|In Denmark, it's a tradition that the graduates drive around town in trucks for a|
couple of days to celebrate.
To be completely honest I must say that the "post-graduation coin" had a whole different side than I had expected.
In Denmark, a lot of people take a gap year after finishing their 13th or 14th year of school. I'm taking a gap year as well and have been looking very much forward to it for a long, long time. I am planning to go travel as much as possible, whilst earning a bit of extra money that I can put aside for when I start university and move out next year. Taking a gap year seems so amazing and easy when you hear other people talk about it, but from my own personal experience, I have found that it is far from true for everybody.
|My family putting on my graduation cap - you are not allowed to put it on until the moment|
after you finish your last exam.
|Me walking towards my family after my final exam - I was so happy and relieved to be done.|
My dream job for this gap year was to be a substitute teacher (in Denmark you don't need a teaching degree or anything like that to be a substitute teacher) since I thought it sounded like an amazing opportunity to work with people, and not just sit at a cash register for 10 hours a day (been there, done that). But the job as a substitute teacher is a bit of an uncertain job because you have to be ready to step in at any moment the school needs you or else they probably won't call you again. This small catch can make it quite difficult to earn money if you are just spending weeks on end walking around with your phone in your hand waiting for the school to call you, because the time you spend waiting for them to call is time you could spend at another job - which was almost exactly what I did. But the great thing is that once they call you and you step in, they are most likely going to call you again.
Since I wasn't sure whether I was going to get any phone calls from the schools I had applied to, I applied for a job at a gas station in my town - and I got the job. I worked at the gas station for about two weeks, and I felt so miserable, not because the gas station was a bad place to work the staff was amazing and so kind, it just wasn't for me, but I held on to it, because if I let it go, I wouldn't be making any money at all - even though all I really wanted to do was to be a substitute teacher. It took about two weeks until a school in my area called and asked me to substitute and I was so thrilled. Right now I have had almost three weeks working at the school every single day, and I'm loving it! In the end, I also had to quit the job at the gas station because I would never get any sleep if I had to work night shifts and go to the school the next day + it wasn't a job for me (but I would never let that be a reason to quit unless I'd had the job at the school). That is just how it is sometimes, you live and you learn, and in these past five weeks I have learned a lot about myself and my personality, and that knowledge is definitely going to benefit me in the future. I also know that I'm probably going to learn a lot more about myself during this gap year.
|Me and my amazing girlfriends with our graduation caps on|
All in all, you could say that my gap year had a bit of a slow start, but that slow start taught me a lot of things about myself, and now my gap year is finally taking flight and I'm so excited for all of the things that I get to experience this year.

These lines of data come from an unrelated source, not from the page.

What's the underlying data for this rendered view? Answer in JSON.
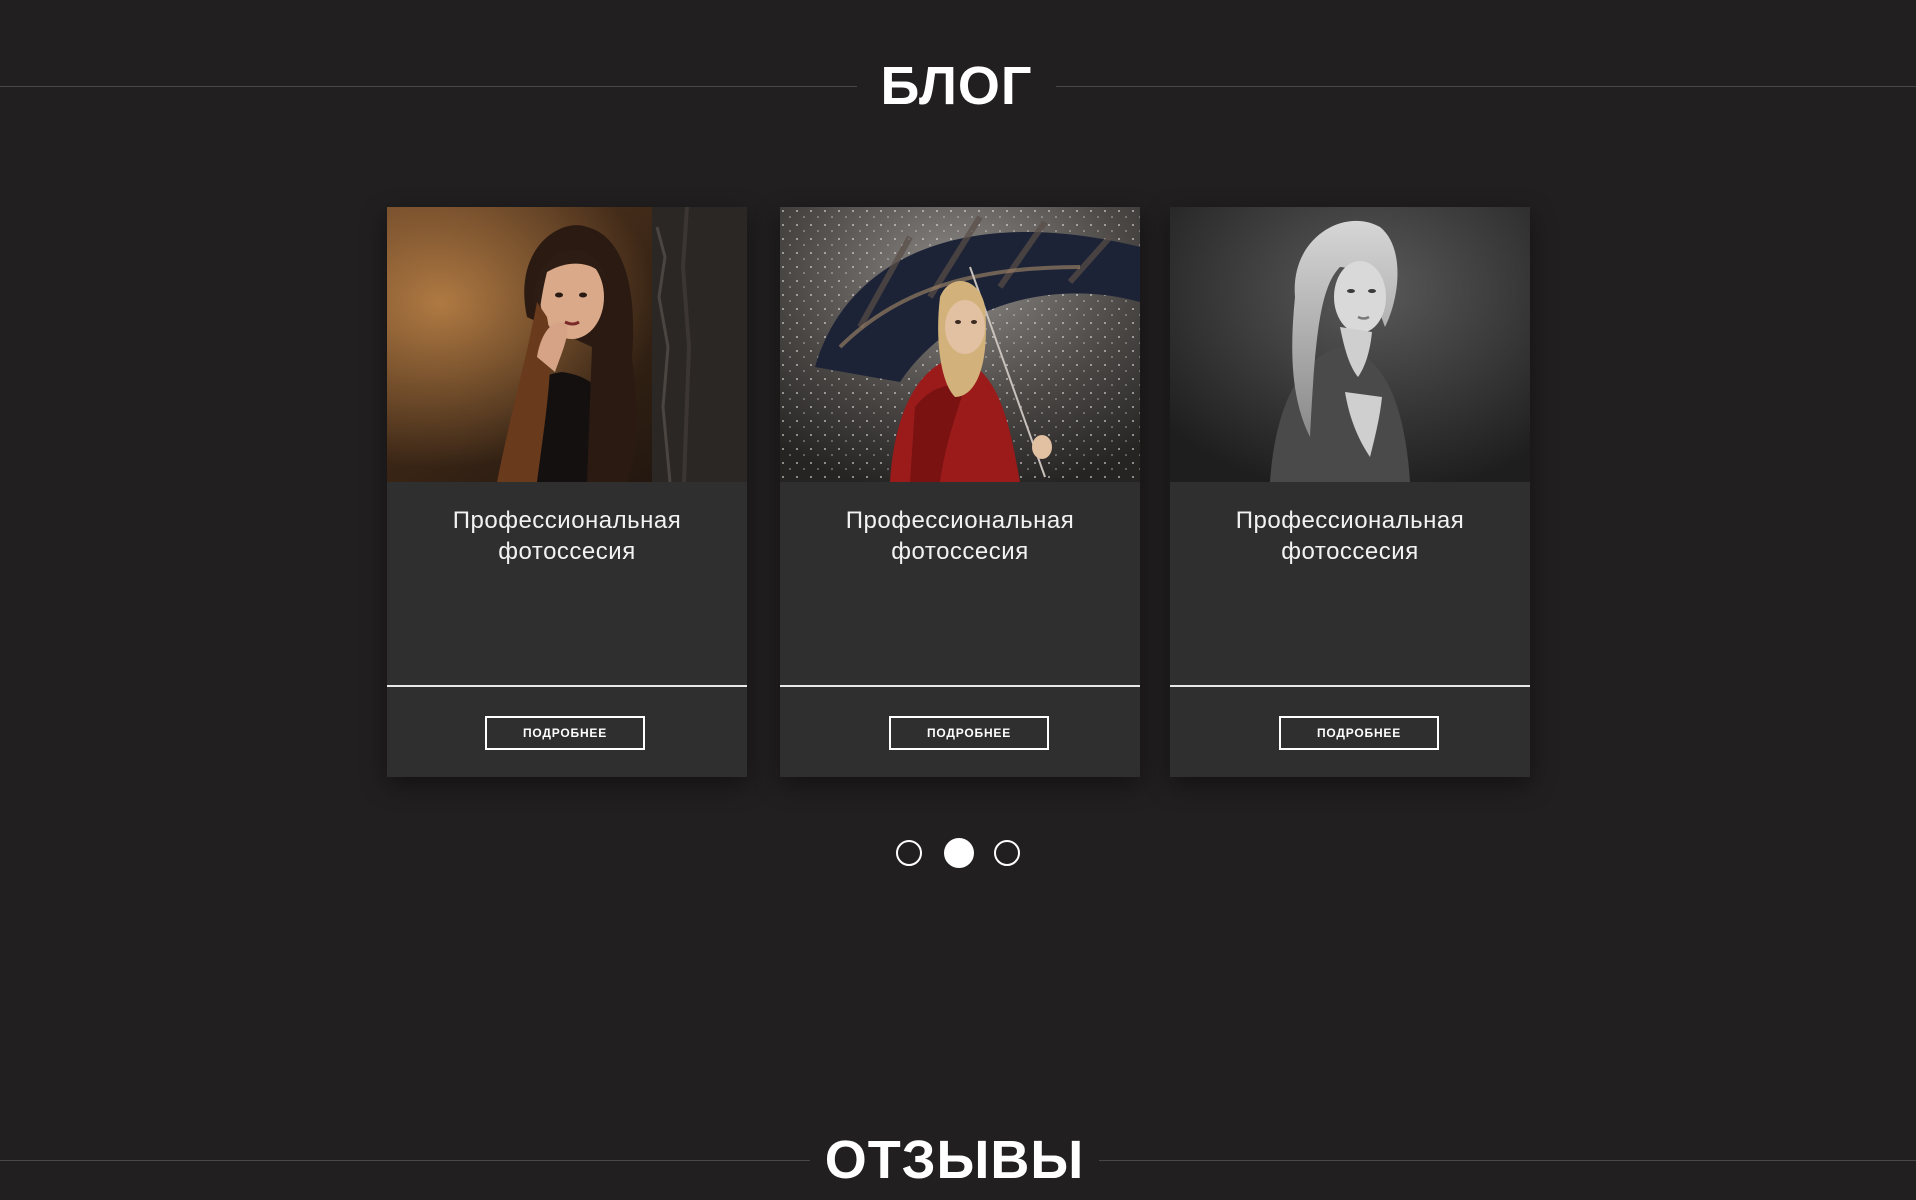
{
  "blog": {
    "heading": "БЛОГ",
    "cards": [
      {
        "title_line1": "Профессиональная",
        "title_line2": "фотоссесия",
        "button_label": "ПОДРОБНЕЕ",
        "photo": "woman-dark-hair-autumn-forest"
      },
      {
        "title_line1": "Профессиональная",
        "title_line2": "фотоссесия",
        "button_label": "ПОДРОБНЕЕ",
        "photo": "woman-red-coat-umbrella-rain"
      },
      {
        "title_line1": "Профессиональная",
        "title_line2": "фотоссесия",
        "button_label": "ПОДРОБНЕЕ",
        "photo": "woman-blonde-black-and-white"
      }
    ]
  },
  "pagination": {
    "count": 3,
    "active_index": 1
  },
  "reviews": {
    "heading": "ОТЗЫВЫ"
  },
  "colors": {
    "background": "#221f20",
    "card": "#2f2f2f",
    "text": "#ffffff",
    "rule": "#4a4748"
  }
}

I'm also not regretting not starting university right away anymore, because then I wouldn't be able to work as a substitute teacher, get to travel, get to find out what I enjoy doing (after 13 years of school, you kind of forget what you like to do in your free time) and a bunch of other things which I'm sure is to come.